Second, the siblings in the study carry an increased genetic risk of diabetes, compared to the background population, and may have experienced the same infections and lived under the same hygiene conditions as the probands, which implies that the differences found are likely to be underestimated.

Limitations of our study include the fact that the samples have been stored for up to ten years (1997–2005) at minus −80 °C degrees prior to analyses. There are currently no studies of the possible storage decay with repeated measures of adipokine levels in the same serum samples taken years apart. Very few studies actually report storage time or period of sampling. The increase by sampling date (or decrease by storage time) seems to be a steady change per year, and since our results are in both directions, decay seems to be a minor problem. Another limitation is the fact that adiponectin level was not divided in high molecular weight and low molecular weight adiponectin levels, which would have been more specific. Moreover, as previously mentioned, we do not have the BMI on all of the patients or the siblings and therefore have not been able to adjust for it in the whole study population. This should be taken into account in further studies.

We conclude that there is an increase in leptin levels over the years in both healthy and diabetic children and a decrease in adiponectin levels in patients leading to a more pro-inflammatory phenotype at onset. The changes in adipokines are not explained by increasing BMI, and therefore, other environmental factors affecting adipokines such as diet and physical activity should be investigated.


The DSBD Biobank is funded by Grants from the Danish Medical Research Council (271-07-0657) and the Danish Diabetes Association. This study was funded by the Aase and Ejnar Danielsens Foundation, Copenhagen Municipality and the Danish Diabetes Association.
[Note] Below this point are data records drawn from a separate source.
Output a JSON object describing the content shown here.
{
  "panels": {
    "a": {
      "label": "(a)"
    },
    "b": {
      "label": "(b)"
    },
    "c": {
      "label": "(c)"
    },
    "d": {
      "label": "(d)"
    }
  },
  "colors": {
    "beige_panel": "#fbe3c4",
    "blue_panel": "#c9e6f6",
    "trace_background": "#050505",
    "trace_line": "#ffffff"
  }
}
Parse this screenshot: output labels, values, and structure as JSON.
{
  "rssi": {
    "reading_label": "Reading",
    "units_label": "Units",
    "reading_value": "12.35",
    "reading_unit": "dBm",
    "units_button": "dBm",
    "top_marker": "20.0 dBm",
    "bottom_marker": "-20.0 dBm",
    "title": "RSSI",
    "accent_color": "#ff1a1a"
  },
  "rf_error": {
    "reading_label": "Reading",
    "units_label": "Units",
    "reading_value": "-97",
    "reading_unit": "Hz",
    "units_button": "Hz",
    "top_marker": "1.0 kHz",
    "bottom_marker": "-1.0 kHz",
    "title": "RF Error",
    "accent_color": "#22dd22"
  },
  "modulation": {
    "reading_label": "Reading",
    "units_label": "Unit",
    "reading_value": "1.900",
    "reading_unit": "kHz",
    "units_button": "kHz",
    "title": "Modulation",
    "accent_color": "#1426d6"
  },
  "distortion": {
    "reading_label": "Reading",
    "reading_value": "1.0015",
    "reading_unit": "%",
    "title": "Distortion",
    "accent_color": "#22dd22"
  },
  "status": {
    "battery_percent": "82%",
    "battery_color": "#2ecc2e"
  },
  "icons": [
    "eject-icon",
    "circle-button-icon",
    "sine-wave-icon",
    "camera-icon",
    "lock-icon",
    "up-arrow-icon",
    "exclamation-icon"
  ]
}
Conflict of interest

Narges Safai, Stefanie Eising, David Michael Hougaard, Henrik Bindesbøl Mortensen, Kristin Skogstrand, Flemming Pociot, Jesper Johannesen and Jannet Svensson declare that they have no conflict of interest.

Human and animal rights

All procedures followed were in accordance with the ethical standards of the responsible committee on human experimentation (institutional and national) and with the Helsinki Declaration of 1975, as revised in 2008.

Informed consent

Informed consent was obtained from all patients before being included in the study.

Copyright information

© Springer-Verlag Italia 2014